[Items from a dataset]
++++++

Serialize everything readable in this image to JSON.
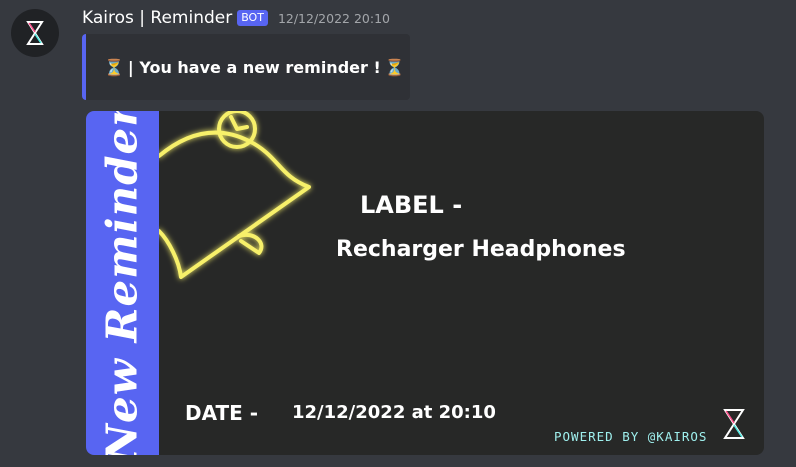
{
  "message": {
    "username": "Kairos | Reminder",
    "badge": "BOT",
    "timestamp": "12/12/2022 20:10",
    "avatar_icon": "hourglass-logo-icon"
  },
  "embed": {
    "text": "| You have a new reminder !",
    "icon": "hourglass-emoji",
    "accent_color": "#5865f2"
  },
  "reminder_card": {
    "stripe_text": "New Reminder",
    "label_title": "LABEL -",
    "label_value": "Recharger Headphones",
    "date_title": "DATE  -",
    "date_value": "12/12/2022 at 20:10",
    "powered_by": "POWERED BY @KAIROS",
    "stripe_color": "#5865f2",
    "bell_color": "#f7f06a"
  }
}
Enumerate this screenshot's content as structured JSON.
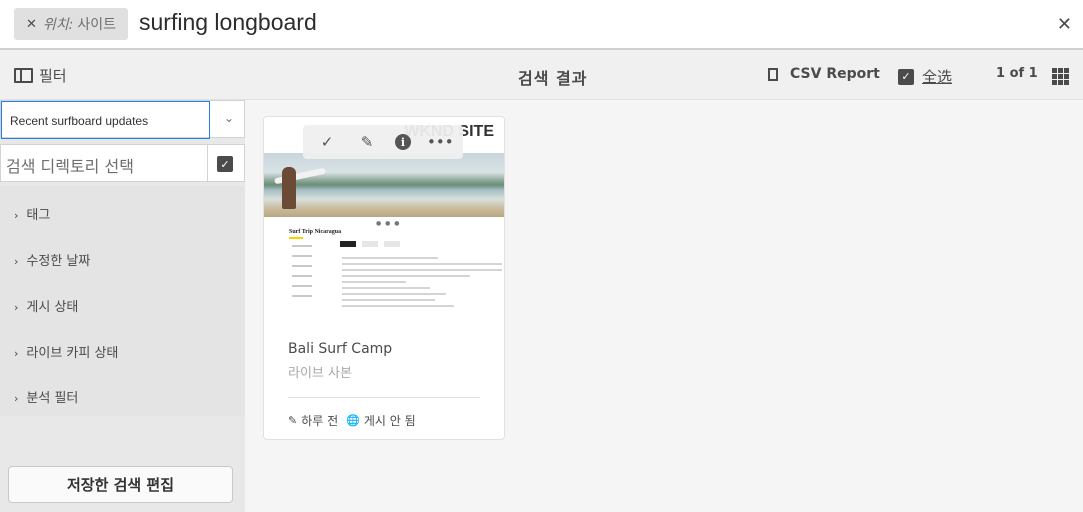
{
  "search": {
    "location_label": "위치:",
    "location_value": "사이트",
    "query": "surfing longboard"
  },
  "toolbar": {
    "filter_label": "필터",
    "title": "검색 결과",
    "csv_label": "CSV Report",
    "select_all_label": "全选",
    "count": "1 of 1"
  },
  "sidebar": {
    "saved_search": "Recent surfboard updates",
    "directory_label": "검색 디렉토리 선택",
    "facets": [
      "태그",
      "수정한 날짜",
      "게시 상태",
      "라이브 카피 상태",
      "분석 필터"
    ],
    "edit_button": "저장한 검색 편집"
  },
  "card": {
    "brand": "WKND SITE",
    "page_title": "Surf Trip Nicaragua",
    "title": "Bali Surf Camp",
    "subtitle": "라이브 사본",
    "modified": "하루 전",
    "status": "게시 안 됨"
  }
}
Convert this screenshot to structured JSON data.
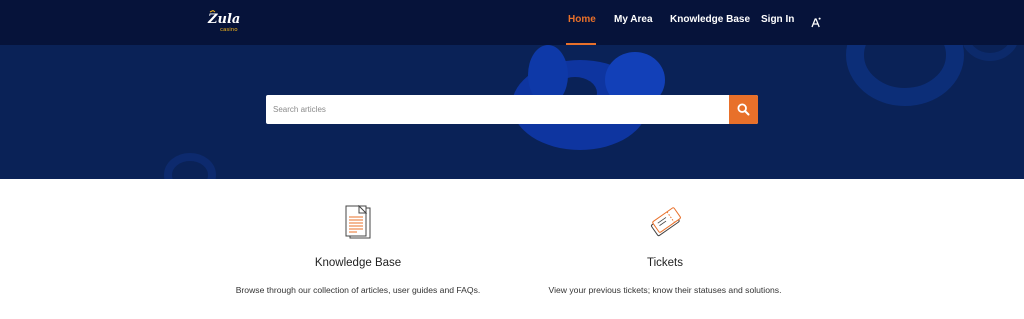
{
  "brand": {
    "logo_text": "Zula",
    "logo_subtext": "casino",
    "accent": "#e8702a",
    "nav_background": "#06133a",
    "hero_background": "#0a2257"
  },
  "nav": {
    "items": [
      {
        "label": "Home",
        "active": true
      },
      {
        "label": "My Area",
        "active": false
      },
      {
        "label": "Knowledge Base",
        "active": false
      },
      {
        "label": "Sign In",
        "active": false
      }
    ],
    "accessibility_icon": "font-size-icon"
  },
  "search": {
    "placeholder": "Search articles",
    "value": "",
    "icon": "search-icon"
  },
  "cards": [
    {
      "icon": "document-stack-icon",
      "title": "Knowledge Base",
      "description": "Browse through our collection of articles, user guides and FAQs."
    },
    {
      "icon": "ticket-icon",
      "title": "Tickets",
      "description": "View your previous tickets; know their statuses and solutions."
    }
  ]
}
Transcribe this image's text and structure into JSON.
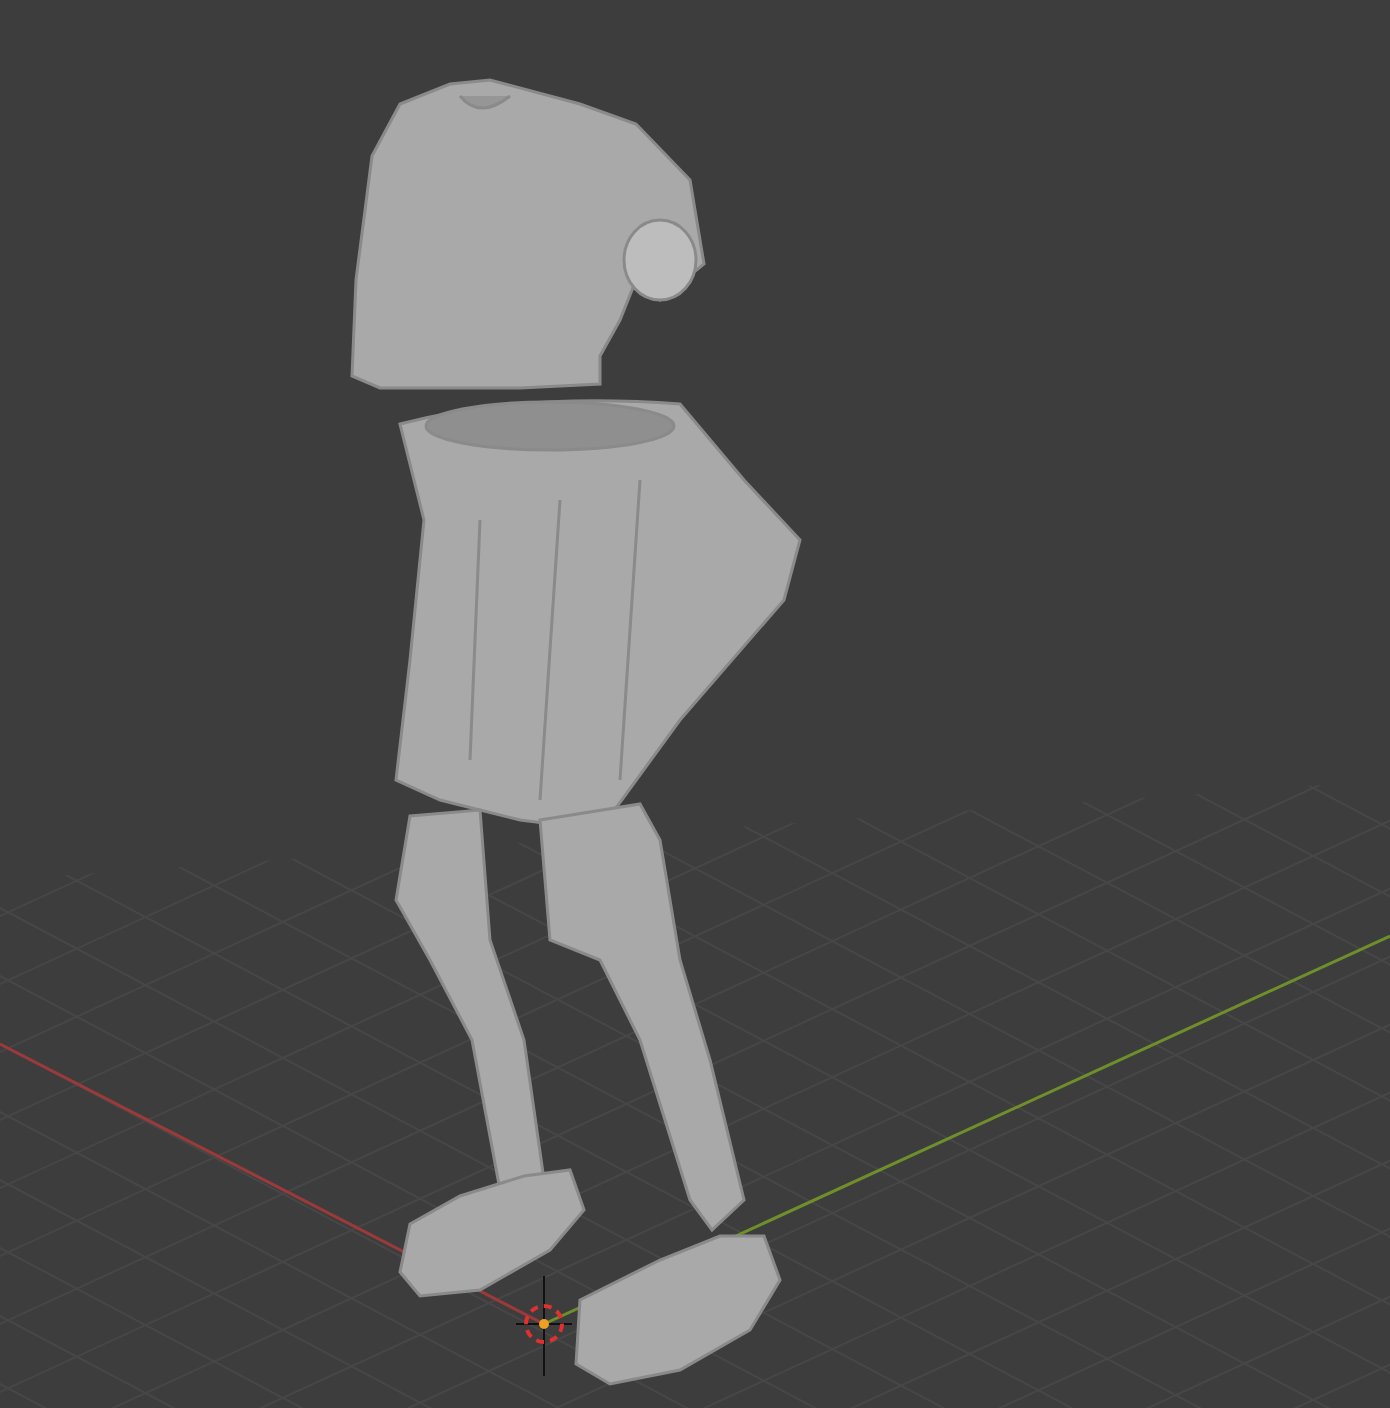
{
  "viewport": {
    "axes": [
      {
        "color": "#9a3a3a"
      },
      {
        "color": "#6f8f2a"
      }
    ]
  }
}
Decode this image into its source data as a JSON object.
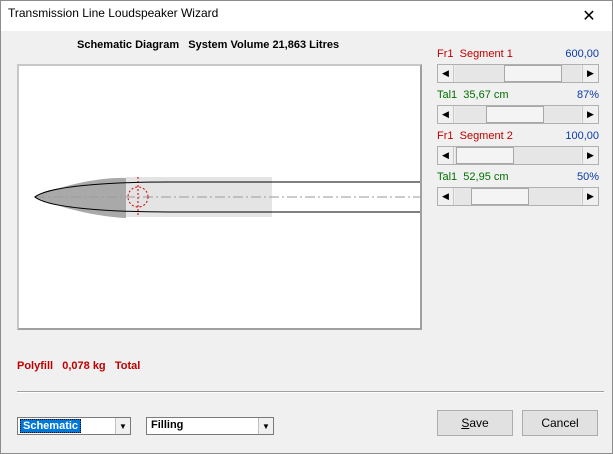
{
  "window": {
    "title": "Transmission Line Loudspeaker Wizard",
    "close_glyph": "✕"
  },
  "diagram": {
    "caption_label": "Schematic Diagram",
    "volume_label": "System Volume 21,863 Litres"
  },
  "controls": [
    {
      "label": "Fr1  Segment 1",
      "value": "600,00",
      "label_color": "#c00000",
      "slider_fraction": 0.72
    },
    {
      "label": "Tal1  35,67 cm",
      "value": "87%",
      "label_color": "#007000",
      "slider_fraction": 0.46
    },
    {
      "label": "Fr1  Segment 2",
      "value": "100,00",
      "label_color": "#c00000",
      "slider_fraction": 0.02
    },
    {
      "label": "Tal1  52,95 cm",
      "value": "50%",
      "label_color": "#007000",
      "slider_fraction": 0.24
    }
  ],
  "polyfill": {
    "label": "Polyfill",
    "amount": "0,078 kg",
    "suffix": "Total"
  },
  "view_select": {
    "value": "Schematic",
    "arrow_glyph": "▼"
  },
  "mode_select": {
    "value": "Filling",
    "arrow_glyph": "▼"
  },
  "buttons": {
    "save_prefix": "S",
    "save_rest": "ave",
    "cancel": "Cancel"
  },
  "scroll_arrows": {
    "left": "◀",
    "right": "▶"
  },
  "colors": {
    "segment_filled": "#a9a9a9",
    "segment_light": "#e4e4e4",
    "driver_marker": "#d00000",
    "center_line": "#9a9a9a"
  }
}
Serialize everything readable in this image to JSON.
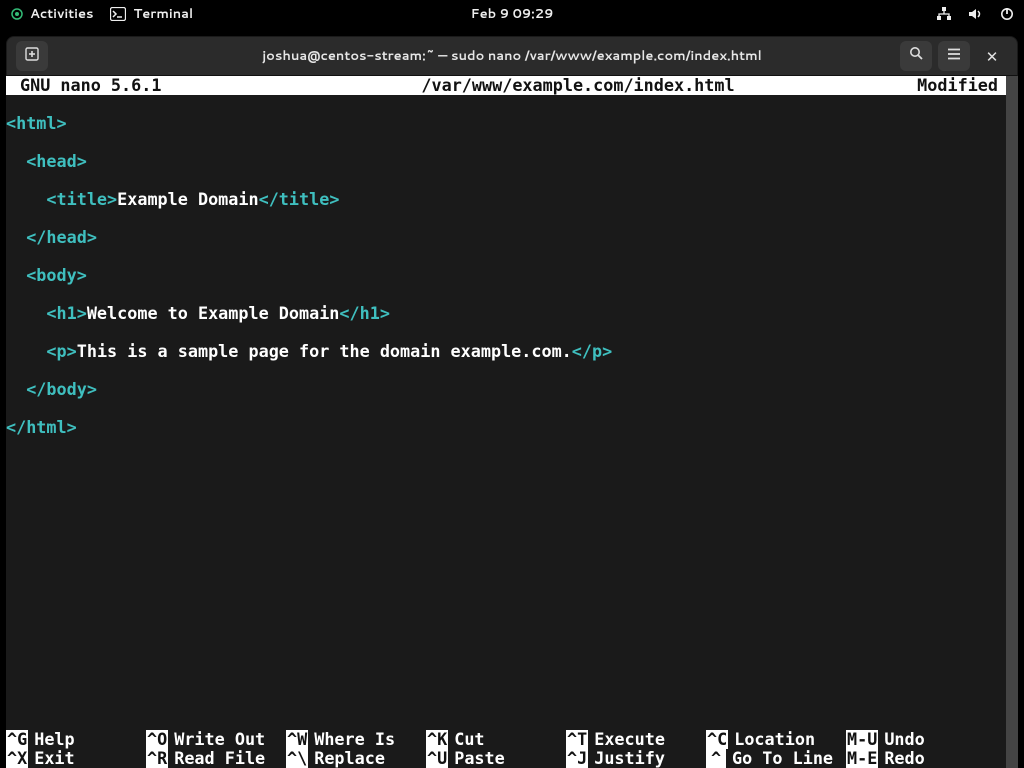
{
  "topbar": {
    "activities": "Activities",
    "app": "Terminal",
    "clock": "Feb 9  09:29"
  },
  "window": {
    "title": "joshua@centos-stream:~ — sudo nano /var/www/example.com/index.html"
  },
  "nano": {
    "version": "GNU nano 5.6.1",
    "filepath": "/var/www/example.com/index.html",
    "status": "Modified"
  },
  "content": {
    "l1a": "<html>",
    "l2a": "  <head>",
    "l3a": "    <title>",
    "l3b": "Example Domain",
    "l3c": "</title>",
    "l4a": "  </head>",
    "l5a": "  <body>",
    "l6a": "    <h1>",
    "l6b": "Welcome to Example Domain",
    "l6c": "</h1>",
    "l7a": "    <p>",
    "l7b": "This is a sample page for the domain example.com.",
    "l7c": "</p>",
    "l8a": "  </body>",
    "l9a": "</html>"
  },
  "shortcuts": {
    "row1": [
      {
        "k": "^G",
        "l": "Help"
      },
      {
        "k": "^O",
        "l": "Write Out"
      },
      {
        "k": "^W",
        "l": "Where Is"
      },
      {
        "k": "^K",
        "l": "Cut"
      },
      {
        "k": "^T",
        "l": "Execute"
      },
      {
        "k": "^C",
        "l": "Location"
      },
      {
        "k": "M-U",
        "l": "Undo"
      }
    ],
    "row2": [
      {
        "k": "^X",
        "l": "Exit"
      },
      {
        "k": "^R",
        "l": "Read File"
      },
      {
        "k": "^\\",
        "l": "Replace"
      },
      {
        "k": "^U",
        "l": "Paste"
      },
      {
        "k": "^J",
        "l": "Justify"
      },
      {
        "k": "^ ",
        "l": "Go To Line"
      },
      {
        "k": "M-E",
        "l": "Redo"
      }
    ]
  }
}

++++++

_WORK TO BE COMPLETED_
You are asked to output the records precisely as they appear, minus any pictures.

_FINISHED TASK_
Serialize everything readable in this image to JSON.
{
  "message": {
    "username": "Kairos | Reminder",
    "badge": "BOT",
    "timestamp": "12/12/2022 20:10",
    "avatar_icon": "hourglass-logo-icon"
  },
  "embed": {
    "text": "| You have a new reminder !",
    "icon": "hourglass-emoji",
    "accent_color": "#5865f2"
  },
  "reminder_card": {
    "stripe_text": "New Reminder",
    "label_title": "LABEL -",
    "label_value": "Recharger Headphones",
    "date_title": "DATE  -",
    "date_value": "12/12/2022 at 20:10",
    "powered_by": "POWERED BY @KAIROS",
    "stripe_color": "#5865f2",
    "bell_color": "#f7f06a"
  }
}
Enumerate this screenshot's content as structured JSON.
{
  "search": {
    "location_label": "위치:",
    "location_value": "사이트",
    "query": "surfing longboard"
  },
  "toolbar": {
    "filter_label": "필터",
    "title": "검색 결과",
    "csv_label": "CSV Report",
    "select_all_label": "全选",
    "count": "1 of 1"
  },
  "sidebar": {
    "saved_search": "Recent surfboard updates",
    "directory_label": "검색 디렉토리 선택",
    "facets": [
      "태그",
      "수정한 날짜",
      "게시 상태",
      "라이브 카피 상태",
      "분석 필터"
    ],
    "edit_button": "저장한 검색 편집"
  },
  "card": {
    "brand": "WKND SITE",
    "page_title": "Surf Trip Nicaragua",
    "title": "Bali Surf Camp",
    "subtitle": "라이브 사본",
    "modified": "하루 전",
    "status": "게시 안 됨"
  }
}
Convert this screenshot to structured JSON data.
{
  "brand": {
    "logo_text": "Zula",
    "logo_subtext": "casino",
    "accent": "#e8702a",
    "nav_background": "#06133a",
    "hero_background": "#0a2257"
  },
  "nav": {
    "items": [
      {
        "label": "Home",
        "active": true
      },
      {
        "label": "My Area",
        "active": false
      },
      {
        "label": "Knowledge Base",
        "active": false
      },
      {
        "label": "Sign In",
        "active": false
      }
    ],
    "accessibility_icon": "font-size-icon"
  },
  "search": {
    "placeholder": "Search articles",
    "value": "",
    "icon": "search-icon"
  },
  "cards": [
    {
      "icon": "document-stack-icon",
      "title": "Knowledge Base",
      "description": "Browse through our collection of articles, user guides and FAQs."
    },
    {
      "icon": "ticket-icon",
      "title": "Tickets",
      "description": "View your previous tickets; know their statuses and solutions."
    }
  ]
}
Transcribe this image's text and structure into JSON.
{
  "viewport": {
    "axes": [
      {
        "color": "#9a3a3a"
      },
      {
        "color": "#6f8f2a"
      }
    ]
  }
}
Decode this image into its source data as a JSON object.
{
  "window": {
    "title": "Transmission Line Loudspeaker Wizard",
    "close_glyph": "✕"
  },
  "diagram": {
    "caption_label": "Schematic Diagram",
    "volume_label": "System Volume 21,863 Litres"
  },
  "controls": [
    {
      "label": "Fr1  Segment 1",
      "value": "600,00",
      "label_color": "#c00000",
      "slider_fraction": 0.72
    },
    {
      "label": "Tal1  35,67 cm",
      "value": "87%",
      "label_color": "#007000",
      "slider_fraction": 0.46
    },
    {
      "label": "Fr1  Segment 2",
      "value": "100,00",
      "label_color": "#c00000",
      "slider_fraction": 0.02
    },
    {
      "label": "Tal1  52,95 cm",
      "value": "50%",
      "label_color": "#007000",
      "slider_fraction": 0.24
    }
  ],
  "polyfill": {
    "label": "Polyfill",
    "amount": "0,078 kg",
    "suffix": "Total"
  },
  "view_select": {
    "value": "Schematic",
    "arrow_glyph": "▼"
  },
  "mode_select": {
    "value": "Filling",
    "arrow_glyph": "▼"
  },
  "buttons": {
    "save_prefix": "S",
    "save_rest": "ave",
    "cancel": "Cancel"
  },
  "scroll_arrows": {
    "left": "◀",
    "right": "▶"
  },
  "colors": {
    "segment_filled": "#a9a9a9",
    "segment_light": "#e4e4e4",
    "driver_marker": "#d00000",
    "center_line": "#9a9a9a"
  }
}
Serialize everything readable in this image to JSON.
{
  "topbar": {
    "activities": "Activities",
    "app": "Terminal",
    "clock": "Feb 9  09:29"
  },
  "window": {
    "title": "joshua@centos-stream:~ — sudo nano /var/www/example.com/index.html"
  },
  "nano": {
    "version": "GNU nano 5.6.1",
    "filepath": "/var/www/example.com/index.html",
    "status": "Modified"
  },
  "content": {
    "l1a": "<html>",
    "l2a": "  <head>",
    "l3a": "    <title>",
    "l3b": "Example Domain",
    "l3c": "</title>",
    "l4a": "  </head>",
    "l5a": "  <body>",
    "l6a": "    <h1>",
    "l6b": "Welcome to Example Domain",
    "l6c": "</h1>",
    "l7a": "    <p>",
    "l7b": "This is a sample page for the domain example.com.",
    "l7c": "</p>",
    "l8a": "  </body>",
    "l9a": "</html>"
  },
  "shortcuts": {
    "row1": [
      {
        "k": "^G",
        "l": "Help"
      },
      {
        "k": "^O",
        "l": "Write Out"
      },
      {
        "k": "^W",
        "l": "Where Is"
      },
      {
        "k": "^K",
        "l": "Cut"
      },
      {
        "k": "^T",
        "l": "Execute"
      },
      {
        "k": "^C",
        "l": "Location"
      },
      {
        "k": "M-U",
        "l": "Undo"
      }
    ],
    "row2": [
      {
        "k": "^X",
        "l": "Exit"
      },
      {
        "k": "^R",
        "l": "Read File"
      },
      {
        "k": "^\\",
        "l": "Replace"
      },
      {
        "k": "^U",
        "l": "Paste"
      },
      {
        "k": "^J",
        "l": "Justify"
      },
      {
        "k": "^ ",
        "l": "Go To Line"
      },
      {
        "k": "M-E",
        "l": "Redo"
      }
    ]
  }
}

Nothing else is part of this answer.